It follows that the Union’s petition in this case essentially seeks review of the Agency’s October 26, 2017 written allegation of nonnegotiability.  The Union neither filed the instant petition within fifteen days of receiving this written allegation, nor retained the right to refile its earlier petition.  Accordingly, the Union’s right to file a petition for review concerning the proposals was extinguished on July 2, 2019, when its withdrawal request was granted by the Authority.[12]  


In reaching this conclusion, we reject the Union’s argument that it should be permitted to file its petition for review “at any time” because the Agency failed to respond to the Union’s May 11, 2017          written request for an allegation of nonnegotiability within ten days.[13]  The Union bases this argument upon § 2424.21(b) of the Authority’s Regulations, which states that “[i]f the agency has not served a written allegation on the exclusive representative within ten (10) days after the agency’s principal bargaining representative has received a written request for such allegation . . . then the petition may be filed at any time.”[14]


However, this provision does not govern the outcome of cases, such as the one before us, where an agency has actually served the union with a solicited written allegation of non‑negotiability.  Under these circumstances, the Union – as noted – was required to file its petition for review “within fifteen (15) days after the date of service” of the written allegation.[15]  Thus, the Union’s deadline for filing a petition for review was fifteen days from November 8, 2017. 


Consequently, the Union’s petition is untimely.


IV.          Order


We dismiss the petition.



[1] 0‑NG‑3442, Pet. at 3-4.

[2] 0-NG-3442, Union’s Resp. to Show Cause Order at 2‑3.

[3] 0-NG-3442, Pet., Attach. 1, Agency’s Written Allegation at 2; 0-NG-3388, Pet., Attach. 1, Agency’s Written Allegation at 1.

[4] 0-NG-3388, Union’s Mot. to Withdraw Petition at 1.

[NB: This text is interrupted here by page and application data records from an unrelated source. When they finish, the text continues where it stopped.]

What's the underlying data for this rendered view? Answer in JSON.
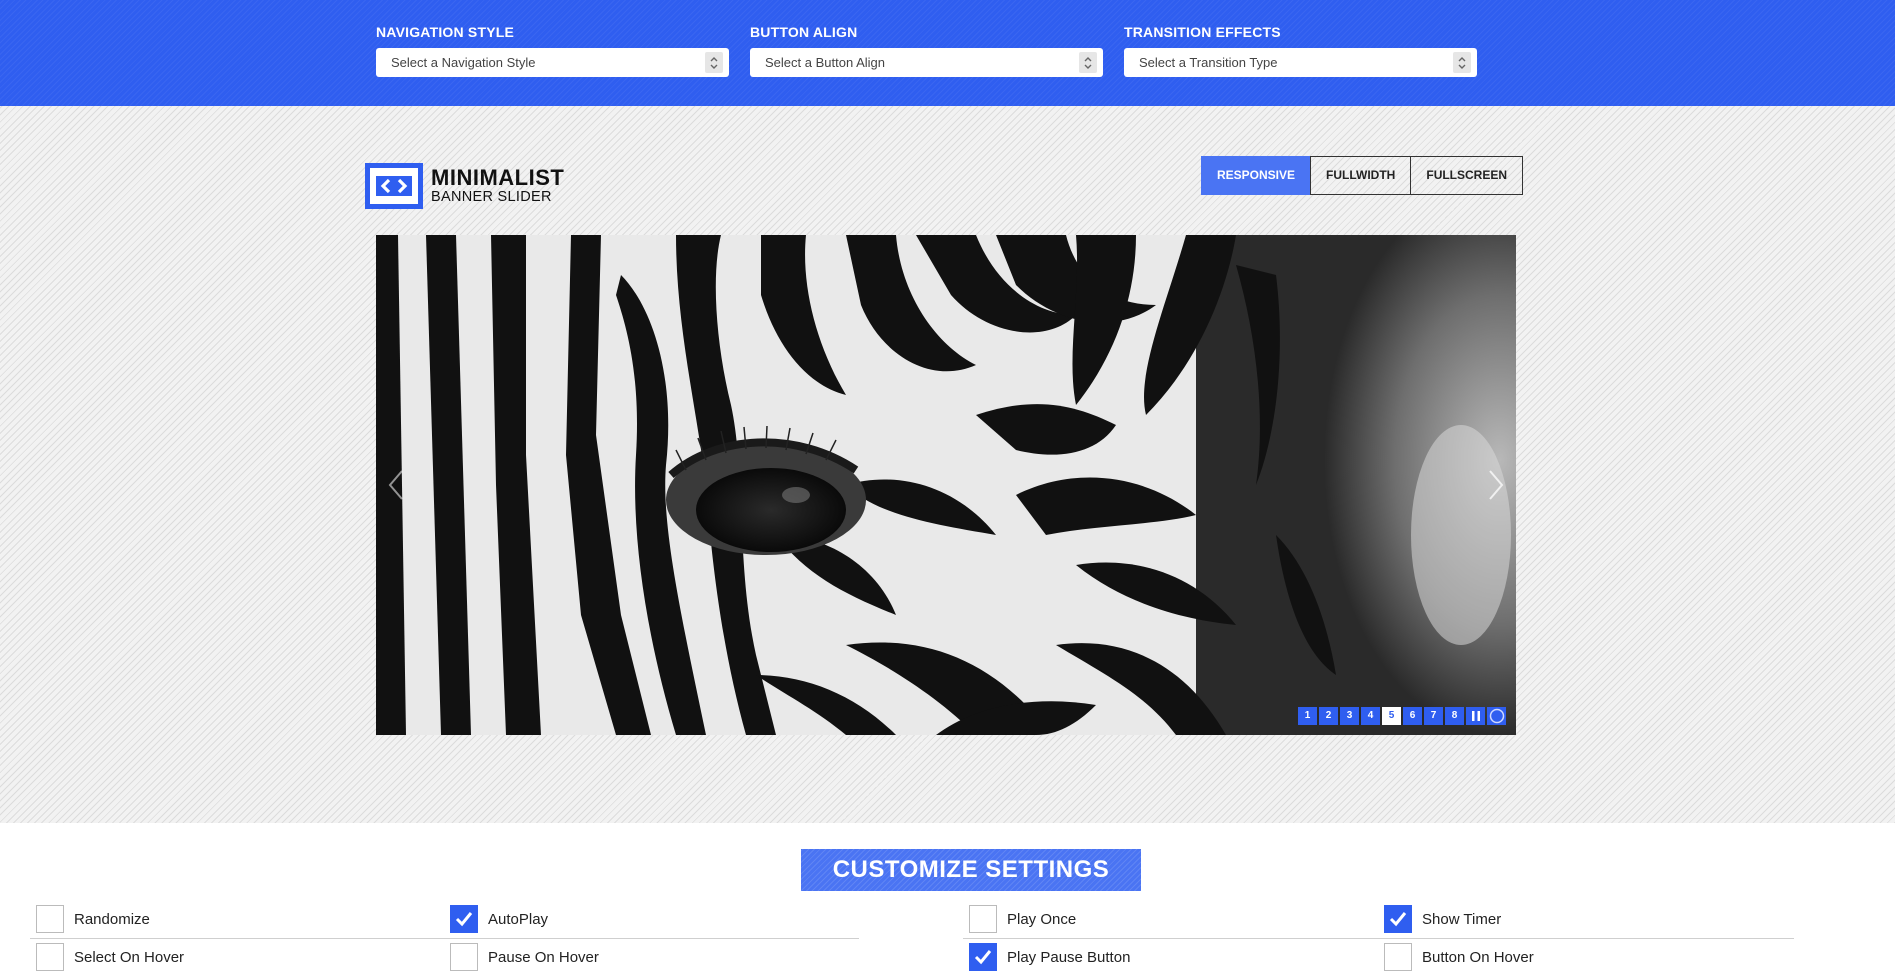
{
  "topbar": {
    "navigation_style": {
      "label": "NAVIGATION STYLE",
      "placeholder": "Select a Navigation Style"
    },
    "button_align": {
      "label": "BUTTON ALIGN",
      "placeholder": "Select a Button Align"
    },
    "transition_effects": {
      "label": "TRANSITION EFFECTS",
      "placeholder": "Select a Transition Type"
    }
  },
  "logo": {
    "line1": "MINIMALIST",
    "line2": "BANNER SLIDER"
  },
  "layout_modes": {
    "responsive": "RESPONSIVE",
    "fullwidth": "FULLWIDTH",
    "fullscreen": "FULLSCREEN",
    "active": "RESPONSIVE"
  },
  "slider": {
    "pages": [
      "1",
      "2",
      "3",
      "4",
      "5",
      "6",
      "7",
      "8"
    ],
    "current_page": "5",
    "prev_icon": "chevron-left-icon",
    "next_icon": "chevron-right-icon"
  },
  "settings": {
    "title": "CUSTOMIZE SETTINGS",
    "options": {
      "randomize": {
        "label": "Randomize",
        "checked": false
      },
      "autoplay": {
        "label": "AutoPlay",
        "checked": true
      },
      "play_once": {
        "label": "Play Once",
        "checked": false
      },
      "show_timer": {
        "label": "Show Timer",
        "checked": true
      },
      "select_on_hover": {
        "label": "Select On Hover",
        "checked": false
      },
      "pause_on_hover": {
        "label": "Pause On Hover",
        "checked": false
      },
      "play_pause_button": {
        "label": "Play Pause Button",
        "checked": true
      },
      "button_on_hover": {
        "label": "Button On Hover",
        "checked": false
      }
    }
  },
  "colors": {
    "accent": "#2f5ef0",
    "accent_light": "#4a74f3",
    "stage_bg": "#f2f2f2"
  }
}
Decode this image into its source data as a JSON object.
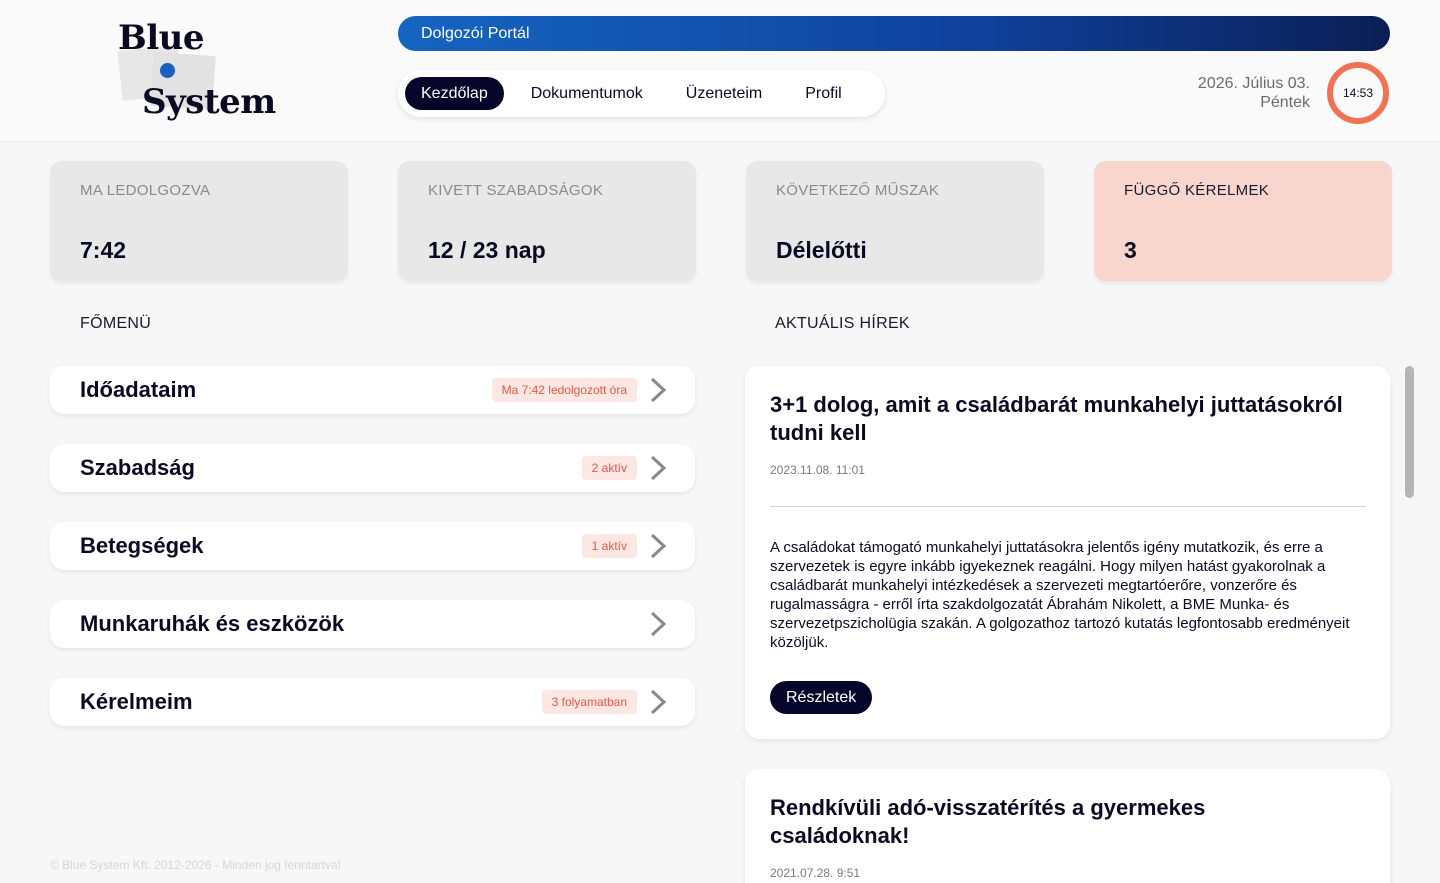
{
  "logo": {
    "line1": "Blue",
    "line2": "System"
  },
  "portal": {
    "title": "Dolgozói Portál"
  },
  "nav": {
    "tabs": [
      {
        "label": "Kezdőlap",
        "active": true
      },
      {
        "label": "Dokumentumok",
        "active": false
      },
      {
        "label": "Üzeneteim",
        "active": false
      },
      {
        "label": "Profil",
        "active": false
      }
    ]
  },
  "date": {
    "date": "2026. Július 03.",
    "weekday": "Péntek"
  },
  "clock": {
    "time": "14:53",
    "accent": "#f07355"
  },
  "stats": [
    {
      "label": "MA LEDOLGOZVA",
      "value": "7:42"
    },
    {
      "label": "KIVETT SZABADSÁGOK",
      "value": "12 / 23 nap"
    },
    {
      "label": "KÖVETKEZŐ MŰSZAK",
      "value": "Délelőtti"
    },
    {
      "label": "FÜGGŐ KÉRELMEK",
      "value": "3"
    }
  ],
  "main_menu": {
    "title": "FŐMENÜ",
    "items": [
      {
        "label": "Időadataim",
        "badge": "Ma 7:42 ledolgozott óra"
      },
      {
        "label": "Szabadság",
        "badge": "2 aktív"
      },
      {
        "label": "Betegségek",
        "badge": "1 aktív"
      },
      {
        "label": "Munkaruhák és eszközök",
        "badge": ""
      },
      {
        "label": "Kérelmeim",
        "badge": "3 folyamatban"
      }
    ]
  },
  "news": {
    "title": "AKTUÁLIS HÍREK",
    "items": [
      {
        "title": "3+1 dolog, amit a családbarát munkahelyi juttatásokról tudni kell",
        "time": "2023.11.08. 11:01",
        "body": "A családokat támogató munkahelyi juttatásokra jelentős igény mutatkozik, és erre a szervezetek is egyre inkább igyekeznek reagálni. Hogy milyen hatást gyakorolnak a családbarát munkahelyi intézkedések a szervezeti megtartóerőre, vonzerőre és rugalmasságra - erről írta szakdolgozatát Ábrahám Nikolett, a BME Munka- és szervezetpszicholügia szakán. A golgozathoz tartozó kutatás legfontosabb eredményeit közöljük.",
        "button": "Részletek"
      },
      {
        "title": "Rendkívüli adó-visszatérítés a gyermekes családoknak!",
        "time": "2021.07.28. 9:51"
      }
    ]
  },
  "footer": {
    "text": "© Blue System Kft. 2012-2026 - Minden jog fenntartva!"
  },
  "colors": {
    "brand_dark": "#06062a",
    "brand_blue": "#1565c0",
    "alert_bg": "#f8d5cd",
    "badge_text": "#e15a45"
  }
}
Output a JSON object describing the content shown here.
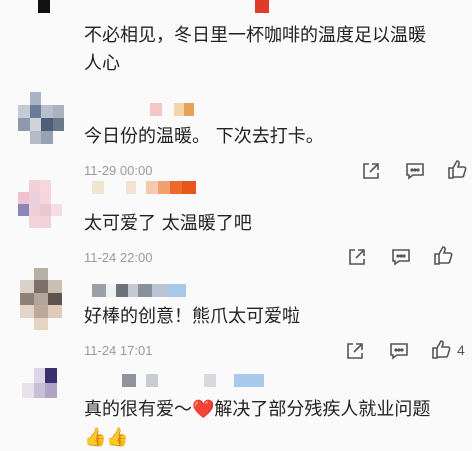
{
  "comments": [
    {
      "text_line1": "不必相见，冬日里一杯咖啡的温度足以温暖",
      "text_line2": "人心"
    },
    {
      "text": "今日份的温暖。 下次去打卡。",
      "time": "11-29 00:00"
    },
    {
      "text": "太可爱了 太温暖了吧",
      "time": "11-24 22:00"
    },
    {
      "text": "好棒的创意！熊爪太可爱啦",
      "time": "11-24 17:01",
      "likes": "4"
    },
    {
      "text_before": "真的很有爱～",
      "heart": "❤️",
      "text_after": "解决了部分残疾人就业问题",
      "emoji_line": "👍👍"
    }
  ],
  "icons": {
    "share": "share-icon",
    "comment": "comment-icon",
    "like": "thumbs-up-icon"
  },
  "colors": {
    "meta_text": "#9a9a9a",
    "body_text": "#222222",
    "heart": "#e53935",
    "background": "#fafafa"
  }
}
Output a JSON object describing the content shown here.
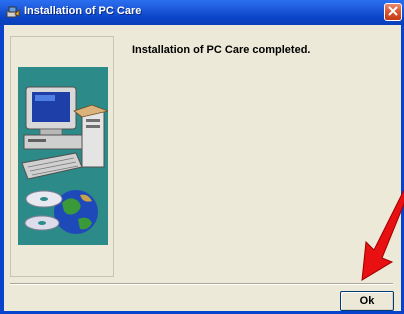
{
  "window": {
    "title": "Installation of PC Care",
    "close_icon": "close-x-icon",
    "title_icon": "setup-icon"
  },
  "main": {
    "message": "Installation of PC Care completed.",
    "illustration": "computer-and-globe-illustration"
  },
  "buttons": {
    "ok_label": "Ok"
  },
  "annotation": {
    "arrow_color": "#e81010",
    "arrow_icon": "red-pointer-arrow-icon"
  },
  "colors": {
    "title_bar": "#0a45c8",
    "dialog_bg": "#ece9d8",
    "illustration_bg": "#2c8b89",
    "close_button": "#d8542e"
  }
}
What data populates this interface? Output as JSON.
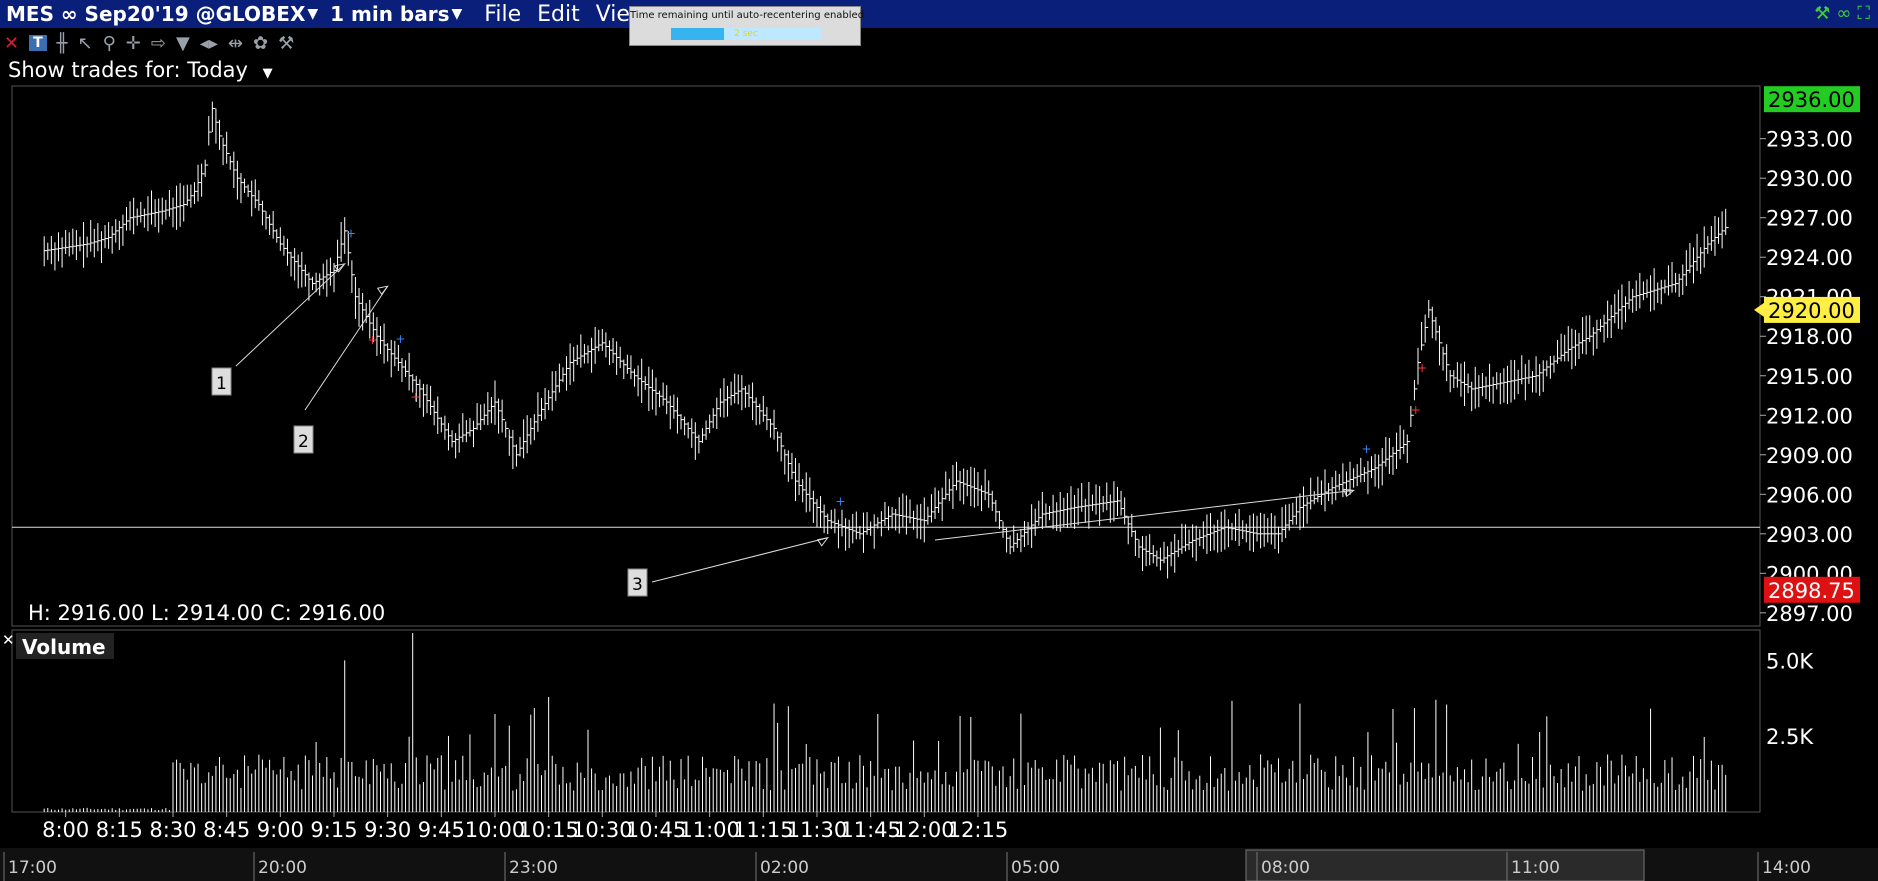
{
  "window": {
    "symbol": "MES ∞ Sep20'19 @GLOBEX",
    "bar_size": "1 min bars",
    "menus": [
      "File",
      "Edit",
      "View"
    ]
  },
  "tooltip": {
    "label": "Time remaining until auto-recentering enabled",
    "value": "2 sec",
    "progress": 0.35
  },
  "show_trades": {
    "label": "Show trades for:",
    "value": "Today"
  },
  "icons": [
    "close-icon",
    "text-tool-icon",
    "bar-chart-icon",
    "pointer-icon",
    "magnifier-icon",
    "crosshair-icon",
    "arrow-icon",
    "triangle-icon",
    "scroll-icon",
    "split-icon",
    "drawing-tools-icon",
    "wrench-icon",
    "link-icon",
    "maximize-icon"
  ],
  "colors": {
    "background": "#000000",
    "title_bar": "#0a1f7a",
    "bar": "#ffffff",
    "price_high_tag": "#22cc22",
    "current_price_tag": "#ffee44",
    "price_low_tag": "#dd1111",
    "buy_marker": "#3388ff",
    "sell_marker": "#ff3333"
  },
  "chart_data": {
    "type": "bar",
    "title": "",
    "ohlc_readout": "H: 2916.00 L: 2914.00 C: 2916.00",
    "price_axis": {
      "ticks": [
        "2897.00",
        "2900.00",
        "2903.00",
        "2906.00",
        "2909.00",
        "2912.00",
        "2915.00",
        "2918.00",
        "2921.00",
        "2924.00",
        "2927.00",
        "2930.00",
        "2933.00"
      ],
      "range": [
        2896,
        2937
      ],
      "high_tag": "2936.00",
      "current_tag": "2920.00",
      "low_tag": "2898.75",
      "reference_line": 2903.5
    },
    "time_axis": {
      "ticks": [
        "8:00",
        "8:15",
        "8:30",
        "8:45",
        "9:00",
        "9:15",
        "9:30",
        "9:45",
        "10:00",
        "10:15",
        "10:30",
        "10:45",
        "11:00",
        "11:15",
        "11:30",
        "11:45",
        "12:00",
        "12:15"
      ]
    },
    "navigator_axis": {
      "ticks": [
        "17:00",
        "20:00",
        "23:00",
        "02:00",
        "05:00",
        "08:00",
        "11:00",
        "14:00"
      ]
    },
    "price_path": [
      [
        7.9,
        2924.5
      ],
      [
        8.1,
        2925
      ],
      [
        8.2,
        2925.5
      ],
      [
        8.3,
        2927
      ],
      [
        8.45,
        2927.5
      ],
      [
        8.55,
        2928
      ],
      [
        8.6,
        2929
      ],
      [
        8.65,
        2931
      ],
      [
        8.68,
        2935.5
      ],
      [
        8.72,
        2933
      ],
      [
        8.8,
        2930
      ],
      [
        8.9,
        2928
      ],
      [
        9.0,
        2925
      ],
      [
        9.05,
        2924
      ],
      [
        9.15,
        2922
      ],
      [
        9.25,
        2923
      ],
      [
        9.3,
        2926
      ],
      [
        9.35,
        2921
      ],
      [
        9.45,
        2918
      ],
      [
        9.55,
        2916
      ],
      [
        9.65,
        2914
      ],
      [
        9.8,
        2910
      ],
      [
        9.9,
        2911
      ],
      [
        10.0,
        2913
      ],
      [
        10.1,
        2909
      ],
      [
        10.2,
        2912
      ],
      [
        10.35,
        2916
      ],
      [
        10.5,
        2917.5
      ],
      [
        10.65,
        2915
      ],
      [
        10.8,
        2913
      ],
      [
        10.95,
        2910
      ],
      [
        11.05,
        2913
      ],
      [
        11.15,
        2914
      ],
      [
        11.3,
        2911
      ],
      [
        11.4,
        2907
      ],
      [
        11.55,
        2904
      ],
      [
        11.7,
        2903
      ],
      [
        11.85,
        2904.5
      ],
      [
        12.0,
        2904
      ],
      [
        12.15,
        2907
      ],
      [
        12.3,
        2906
      ],
      [
        12.4,
        2902
      ],
      [
        12.55,
        2904.5
      ],
      [
        12.7,
        2905
      ],
      [
        12.9,
        2905.5
      ],
      [
        13.0,
        2902
      ],
      [
        13.1,
        2901
      ],
      [
        13.25,
        2902.5
      ],
      [
        13.4,
        2903.5
      ],
      [
        13.55,
        2903
      ],
      [
        13.65,
        2903
      ],
      [
        13.75,
        2905
      ],
      [
        13.9,
        2906.5
      ],
      [
        14.1,
        2908
      ],
      [
        14.25,
        2910
      ],
      [
        14.3,
        2916
      ],
      [
        14.35,
        2920
      ],
      [
        14.45,
        2915
      ],
      [
        14.55,
        2914
      ],
      [
        14.7,
        2914.5
      ],
      [
        14.85,
        2915
      ],
      [
        15.0,
        2917
      ],
      [
        15.1,
        2918
      ],
      [
        15.3,
        2921
      ],
      [
        15.5,
        2922
      ],
      [
        15.65,
        2925
      ],
      [
        15.75,
        2926.5
      ]
    ],
    "volume_axis": {
      "ticks": [
        "5.0K",
        "2.5K"
      ],
      "max": 6000
    },
    "volume_label": "Volume",
    "annotation_labels": [
      "1",
      "2",
      "3"
    ]
  }
}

[5] Order at 2, 4.

[6] 5 C.F.R. § 2424.21(a)(1). 

[7] Id. § 2429.23(d).

[8] AFGE, Nat’l Council of EEOC Locals No. 216, 71 FLRA 300, 302 (2019) (AFGE EEOC) (Member DuBester concurring, in part, and dissenting, in part); NFFE, Local 422, 50 FLRA 541, 542 (1995) (NFFE); NAGE, R1‑100, 41 FLRA 752, 752-54 (1991) (NAGE).

[9] Order at 4.

[10] AFGE EEOC, 71 FLRA at 300.

[12] 5 C.F.R. § 2424.21(a)(1); see NFFE, 50 FLRA at 543; NAGE, 41 FLRA at 754.  The Union’s reliance on        Laborers’ Int’l Union of N. Am., AFL-CIO-CLC, Local 1267, 14 FLRA 686 (1984) (Local 1267) is unavailing.  In Local 1267, the Authority permitted the Union to refile its petition because the Authority did not take any action before receiving the Union’s request for withdrawal.  Here, the Authority conducted a post-petition conference on January 24, 2018, issued a record of that conference on January 26, 2018, and the parties participated in the Authority’s CADR program before the Union withdrew its petition in 0‑NG‑3388.            See 0‑NG‑3388, Order & Notice of Rescheduled Post‑Petition Conference (Jan. 10, 2018); 0‑NG‑3388, Record of Post‑Petition Conference (Jan. 26, 2018).

[13] Union’s Resp. to Order at 2-3.

[14] 5 C.F.R. § 2424.21(b).

[15] Id. § 2424.21(a)(1); see AFGE, Local 3407, 41 FLRA 265, 269 (1991).